═════ Working data

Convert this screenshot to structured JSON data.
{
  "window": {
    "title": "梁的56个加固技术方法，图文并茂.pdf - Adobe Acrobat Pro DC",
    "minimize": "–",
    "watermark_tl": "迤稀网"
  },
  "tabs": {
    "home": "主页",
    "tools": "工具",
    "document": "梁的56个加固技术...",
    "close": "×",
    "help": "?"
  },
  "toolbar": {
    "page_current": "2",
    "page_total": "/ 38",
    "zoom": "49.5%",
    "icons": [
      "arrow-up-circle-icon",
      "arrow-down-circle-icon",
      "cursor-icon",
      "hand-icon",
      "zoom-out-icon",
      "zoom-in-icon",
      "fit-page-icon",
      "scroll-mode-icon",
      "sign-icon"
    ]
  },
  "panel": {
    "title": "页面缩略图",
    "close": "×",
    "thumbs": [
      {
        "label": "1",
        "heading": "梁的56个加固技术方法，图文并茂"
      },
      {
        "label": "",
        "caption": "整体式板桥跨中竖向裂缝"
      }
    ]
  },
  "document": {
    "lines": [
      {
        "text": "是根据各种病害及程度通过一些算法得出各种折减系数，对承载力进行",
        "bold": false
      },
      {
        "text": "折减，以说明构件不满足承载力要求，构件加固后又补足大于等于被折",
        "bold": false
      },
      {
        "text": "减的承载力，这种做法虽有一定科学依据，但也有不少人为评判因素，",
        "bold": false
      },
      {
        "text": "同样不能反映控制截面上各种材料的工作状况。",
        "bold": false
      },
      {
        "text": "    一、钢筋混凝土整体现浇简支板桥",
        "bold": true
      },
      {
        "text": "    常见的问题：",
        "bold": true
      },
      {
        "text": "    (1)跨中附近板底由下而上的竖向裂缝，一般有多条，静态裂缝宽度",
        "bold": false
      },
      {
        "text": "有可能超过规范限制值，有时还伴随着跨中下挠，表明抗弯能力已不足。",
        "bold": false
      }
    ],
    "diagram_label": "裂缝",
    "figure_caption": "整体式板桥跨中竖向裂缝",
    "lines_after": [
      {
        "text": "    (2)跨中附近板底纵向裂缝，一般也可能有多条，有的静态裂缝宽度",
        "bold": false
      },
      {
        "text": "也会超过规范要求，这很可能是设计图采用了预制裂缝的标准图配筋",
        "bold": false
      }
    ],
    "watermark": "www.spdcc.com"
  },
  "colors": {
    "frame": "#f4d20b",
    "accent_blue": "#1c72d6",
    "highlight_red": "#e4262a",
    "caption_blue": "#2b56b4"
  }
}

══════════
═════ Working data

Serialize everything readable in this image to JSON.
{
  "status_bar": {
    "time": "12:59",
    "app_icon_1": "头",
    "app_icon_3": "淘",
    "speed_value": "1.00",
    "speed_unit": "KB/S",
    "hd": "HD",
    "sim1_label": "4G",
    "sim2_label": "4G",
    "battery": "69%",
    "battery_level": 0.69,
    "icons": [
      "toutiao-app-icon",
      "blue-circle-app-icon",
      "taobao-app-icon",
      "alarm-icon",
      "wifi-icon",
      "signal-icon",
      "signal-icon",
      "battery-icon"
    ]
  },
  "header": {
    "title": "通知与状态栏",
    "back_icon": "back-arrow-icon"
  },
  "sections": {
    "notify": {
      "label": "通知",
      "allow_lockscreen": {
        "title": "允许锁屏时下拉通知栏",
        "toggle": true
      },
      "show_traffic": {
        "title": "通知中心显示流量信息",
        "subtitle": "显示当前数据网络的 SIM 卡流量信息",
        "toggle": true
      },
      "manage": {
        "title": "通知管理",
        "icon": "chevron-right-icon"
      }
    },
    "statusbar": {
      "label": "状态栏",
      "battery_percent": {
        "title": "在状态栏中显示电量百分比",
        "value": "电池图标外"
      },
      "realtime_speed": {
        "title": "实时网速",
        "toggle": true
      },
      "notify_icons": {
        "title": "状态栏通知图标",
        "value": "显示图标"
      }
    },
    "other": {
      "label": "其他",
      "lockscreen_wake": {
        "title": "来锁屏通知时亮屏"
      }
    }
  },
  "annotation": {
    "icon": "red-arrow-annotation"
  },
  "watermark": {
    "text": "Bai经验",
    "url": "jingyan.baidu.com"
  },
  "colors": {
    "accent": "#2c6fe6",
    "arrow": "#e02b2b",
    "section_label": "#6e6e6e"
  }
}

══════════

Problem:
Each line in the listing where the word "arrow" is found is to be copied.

Answer below:
      "arrow-up-circle-icon",
      "arrow-down-circle-icon",
    "back_icon": "back-arrow-icon"
    "icon": "red-arrow-annotation"
    "arrow": "#e02b2b",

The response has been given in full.